Vital measures to protect New Orleans from "catastrophic" hurricane damage were scrapped by the Bush administration to pay for its wars on terror and in Iraq, despite official warnings of impending disaster.
Funding for flood prevention was slashed by 80 per cent, work on strengthening levees to protect the city was stopped for the first time in 37 years, and planning for housing stranded citizens and evacuating refugees from the Superdome were crippled. Yet the administration had been warned repeatedly of the dangers by its own officials.
In early 2001, at the start of Mr Bush's presidency, his Government's Federal Emergency Management Agency (Fema) warned that a hurricane hitting New Orleans would be the deadliest of the three most likely catastrophes facing America; the others were a massive San Francisco earthquake and, prophetically, a terrorist attack on New York.
Fema's then director, the Bush appointee Joe Allbaugh, said that the warning caused him "great concern". But the President emasculated the agency, subsuming it into the Department of Homeland Security set up after the 11 September 2001 attacks, which concentrated on the terrorist threat.
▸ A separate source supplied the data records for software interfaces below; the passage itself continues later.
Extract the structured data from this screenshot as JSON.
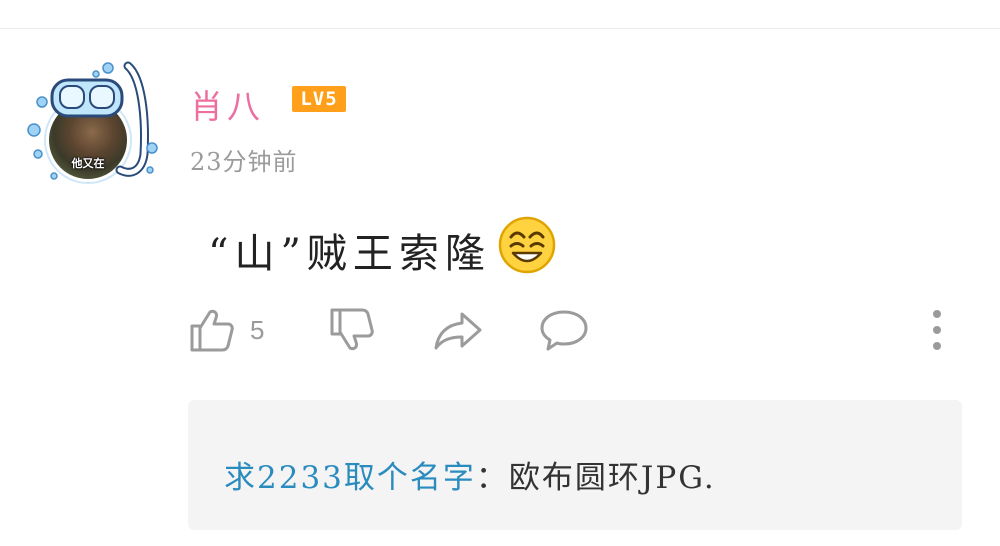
{
  "comment": {
    "username": "肖八",
    "level": "LV5",
    "timestamp": "23分钟前",
    "text": "“山”贼王索隆",
    "emoji": "grinning-face-emoji",
    "avatar_caption": "他又在",
    "likes": "5"
  },
  "actions": {
    "like_icon": "thumbs-up-icon",
    "dislike_icon": "thumbs-down-icon",
    "share_icon": "share-arrow-icon",
    "reply_icon": "speech-bubble-icon",
    "more_icon": "more-vertical-icon"
  },
  "reply": {
    "author": "求2233取个名字",
    "separator": "：",
    "body": "欧布圆环JPG."
  },
  "colors": {
    "username": "#ec6fa0",
    "level_badge": "#ff9f1a",
    "reply_author": "#2a8bbf",
    "muted": "#9b9b9b"
  }
}
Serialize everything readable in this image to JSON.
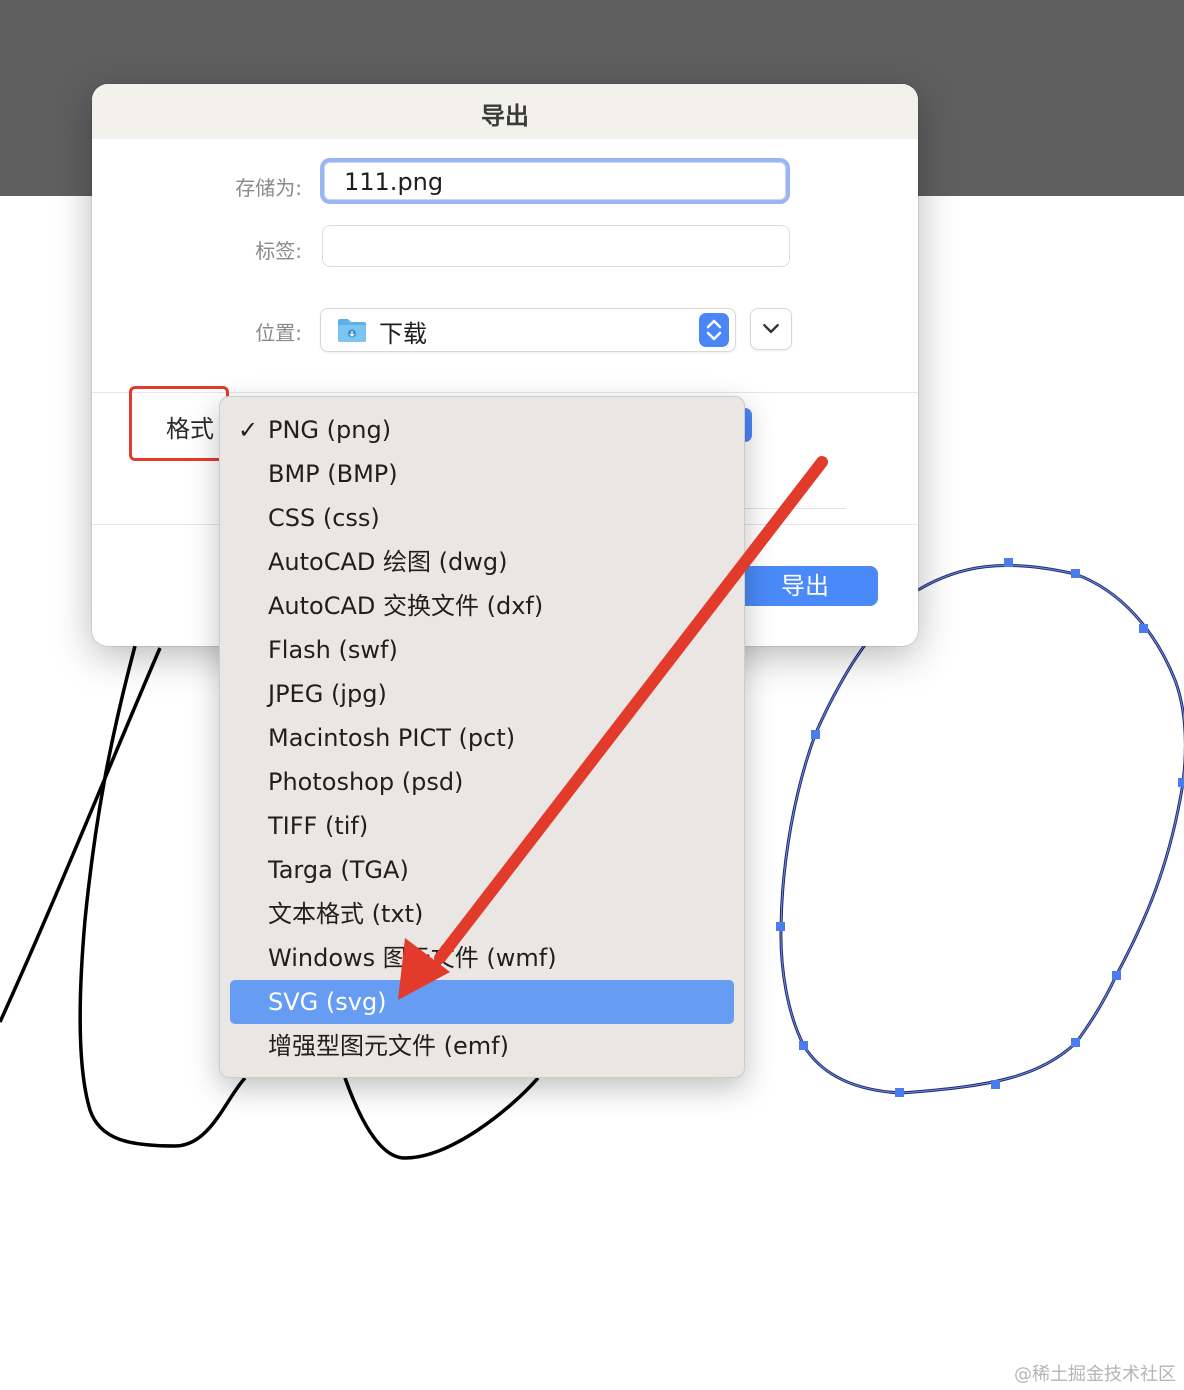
{
  "dialog": {
    "title": "导出",
    "save_as_label": "存储为:",
    "save_as_value": "111.png",
    "tags_label": "标签:",
    "tags_value": "",
    "location_label": "位置:",
    "location_value": "下载",
    "location_icon": "folder-icon",
    "format_label": "格式",
    "export_button": "导出"
  },
  "format_menu": {
    "items": [
      {
        "label": "PNG (png)",
        "checked": true
      },
      {
        "label": "BMP (BMP)"
      },
      {
        "label": "CSS (css)"
      },
      {
        "label": "AutoCAD 绘图 (dwg)"
      },
      {
        "label": "AutoCAD 交换文件 (dxf)"
      },
      {
        "label": "Flash (swf)"
      },
      {
        "label": "JPEG (jpg)"
      },
      {
        "label": "Macintosh PICT (pct)"
      },
      {
        "label": "Photoshop (psd)"
      },
      {
        "label": "TIFF (tif)"
      },
      {
        "label": "Targa (TGA)"
      },
      {
        "label": "文本格式 (txt)"
      },
      {
        "label": "Windows 图元文件 (wmf)"
      },
      {
        "label": "SVG (svg)",
        "highlighted": true
      },
      {
        "label": "增强型图元文件 (emf)"
      }
    ],
    "check_mark": "✓"
  },
  "colors": {
    "accent": "#4a8af8",
    "highlight": "#679cf3",
    "annotation_red": "#e33b2b"
  },
  "watermark": "@稀土掘金技术社区"
}
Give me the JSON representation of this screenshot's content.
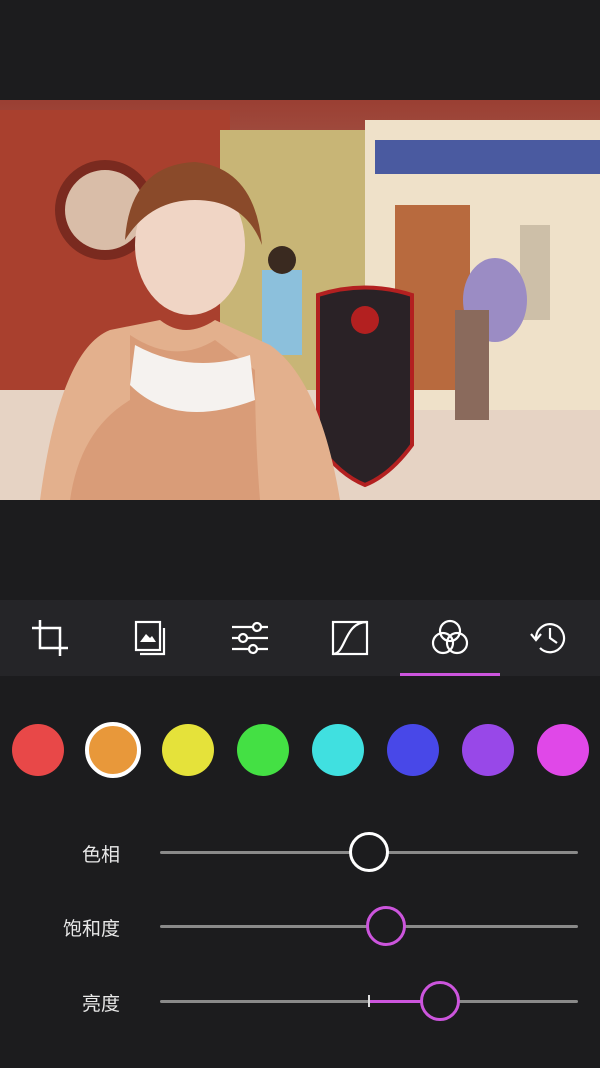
{
  "toolbar": {
    "tools": [
      {
        "name": "crop-icon"
      },
      {
        "name": "filter-layers-icon"
      },
      {
        "name": "adjust-sliders-icon"
      },
      {
        "name": "curves-icon"
      },
      {
        "name": "hsl-color-circles-icon",
        "active": true
      },
      {
        "name": "history-icon"
      }
    ],
    "accent_color": "#cc55dd"
  },
  "swatches": [
    {
      "name": "red",
      "color": "#e84848"
    },
    {
      "name": "orange",
      "color": "#e8983a",
      "selected": true
    },
    {
      "name": "yellow",
      "color": "#e5e23a"
    },
    {
      "name": "green",
      "color": "#44e044"
    },
    {
      "name": "cyan",
      "color": "#40e0e0"
    },
    {
      "name": "blue",
      "color": "#4848e8"
    },
    {
      "name": "purple",
      "color": "#9848e8"
    },
    {
      "name": "magenta",
      "color": "#e048e8"
    }
  ],
  "sliders": [
    {
      "key": "hue",
      "label": "色相",
      "value": 0.5,
      "knob_color": "#ffffff"
    },
    {
      "key": "saturation",
      "label": "饱和度",
      "value": 0.54,
      "knob_color": "#cc55dd"
    },
    {
      "key": "brightness",
      "label": "亮度",
      "value": 0.67,
      "knob_color": "#cc55dd"
    }
  ]
}
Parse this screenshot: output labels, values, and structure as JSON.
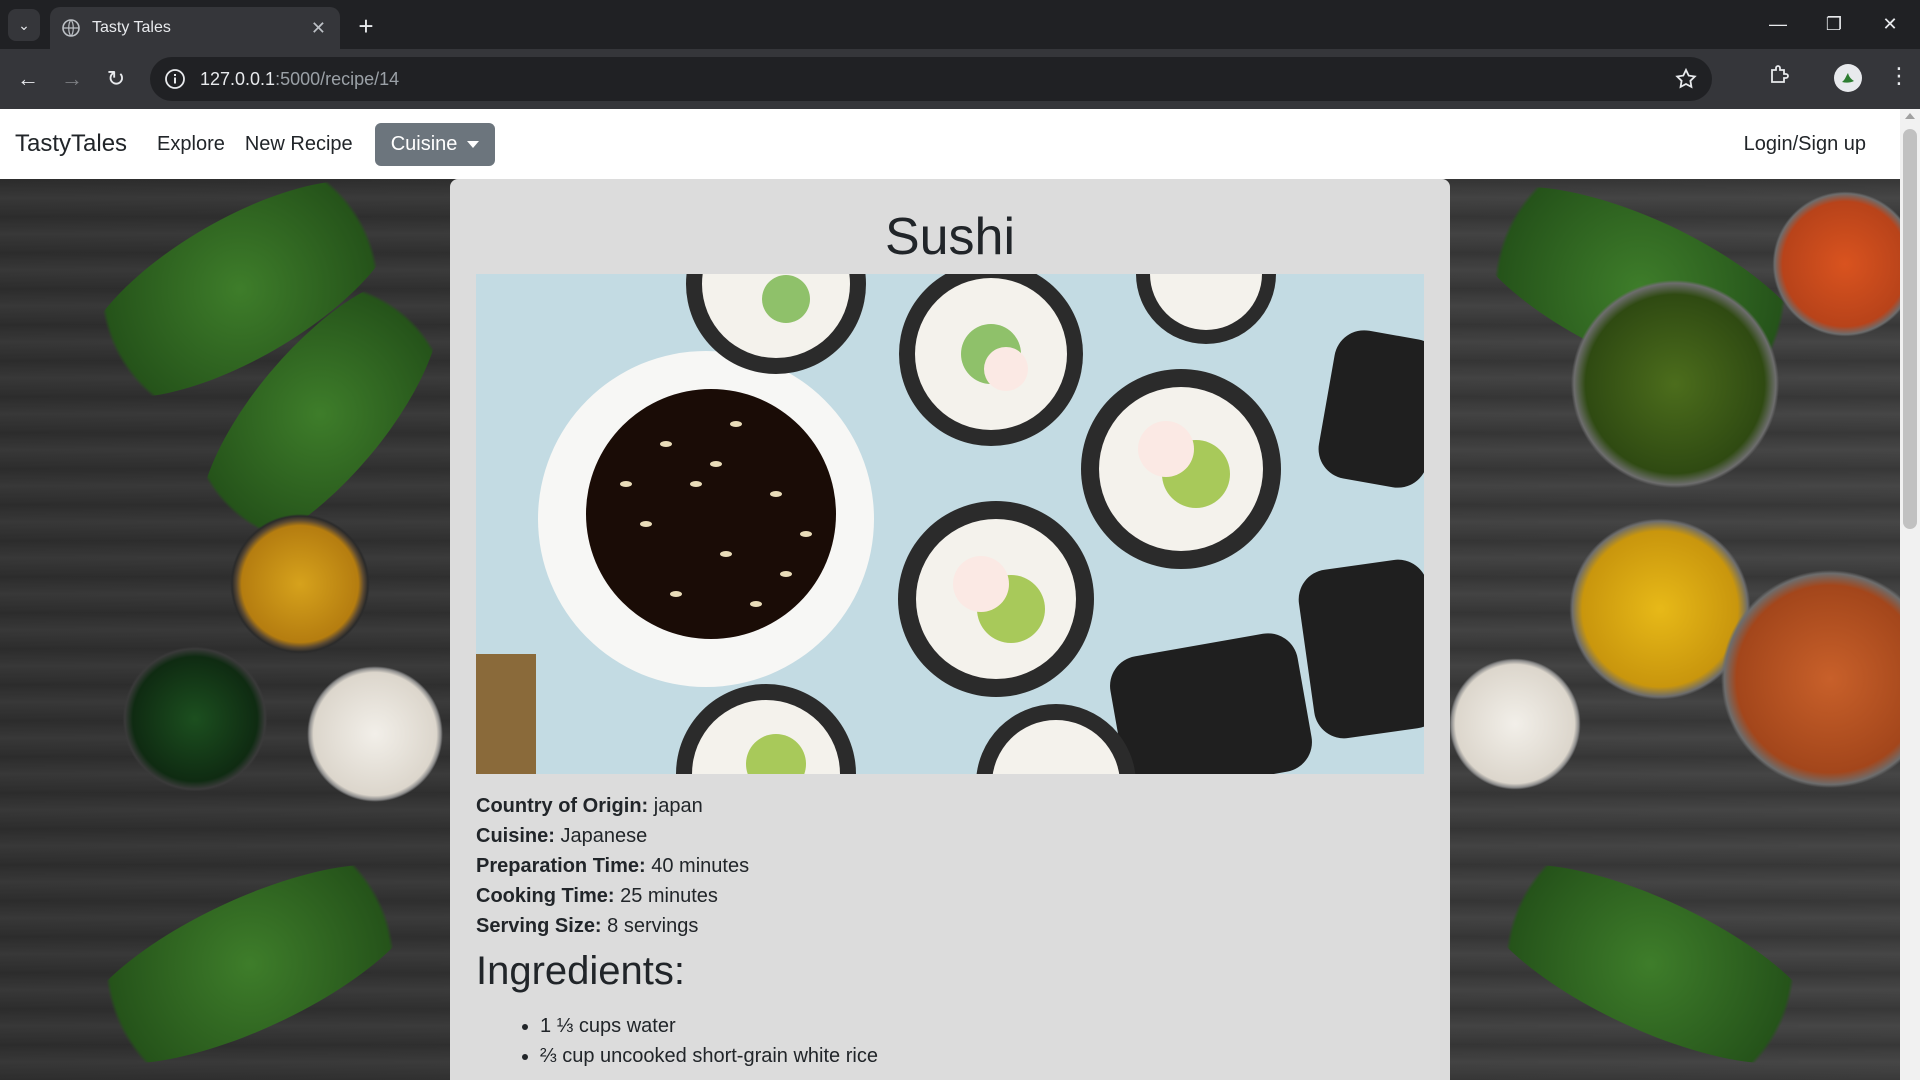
{
  "browser": {
    "tab_title": "Tasty Tales",
    "url_host": "127.0.0.1",
    "url_path": ":5000/recipe/14"
  },
  "navbar": {
    "brand": "TastyTales",
    "links": [
      "Explore",
      "New Recipe"
    ],
    "cuisine_label": "Cuisine",
    "login_label": "Login/Sign up"
  },
  "recipe": {
    "title": "Sushi",
    "details": [
      {
        "label": "Country of Origin:",
        "value": "japan"
      },
      {
        "label": "Cuisine:",
        "value": "Japanese"
      },
      {
        "label": "Preparation Time:",
        "value": "40 minutes"
      },
      {
        "label": "Cooking Time:",
        "value": "25 minutes"
      },
      {
        "label": "Serving Size:",
        "value": "8 servings"
      }
    ],
    "ingredients_heading": "Ingredients:",
    "ingredients": [
      "1 ⅓ cups water",
      "⅔ cup uncooked short-grain white rice"
    ]
  },
  "colors": {
    "card_bg": "#dcdcdc",
    "cuisine_button": "#6c757d",
    "chrome_dark": "#202124",
    "chrome_toolbar": "#35363a"
  },
  "icons": [
    "tab-search-icon",
    "globe-icon",
    "close-icon",
    "plus-icon",
    "minimize-icon",
    "restore-icon",
    "back-icon",
    "forward-icon",
    "reload-icon",
    "info-icon",
    "star-icon",
    "extensions-icon",
    "profile-icon",
    "menu-dots-icon",
    "caret-down-icon"
  ]
}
This was only one of a series of warnings that predicted what happened last week, including the storm surges brought by the hurricane, the breaching of the levees, the floods covering the city, and the "toxic gumbo" of sewage, oil and chemicals.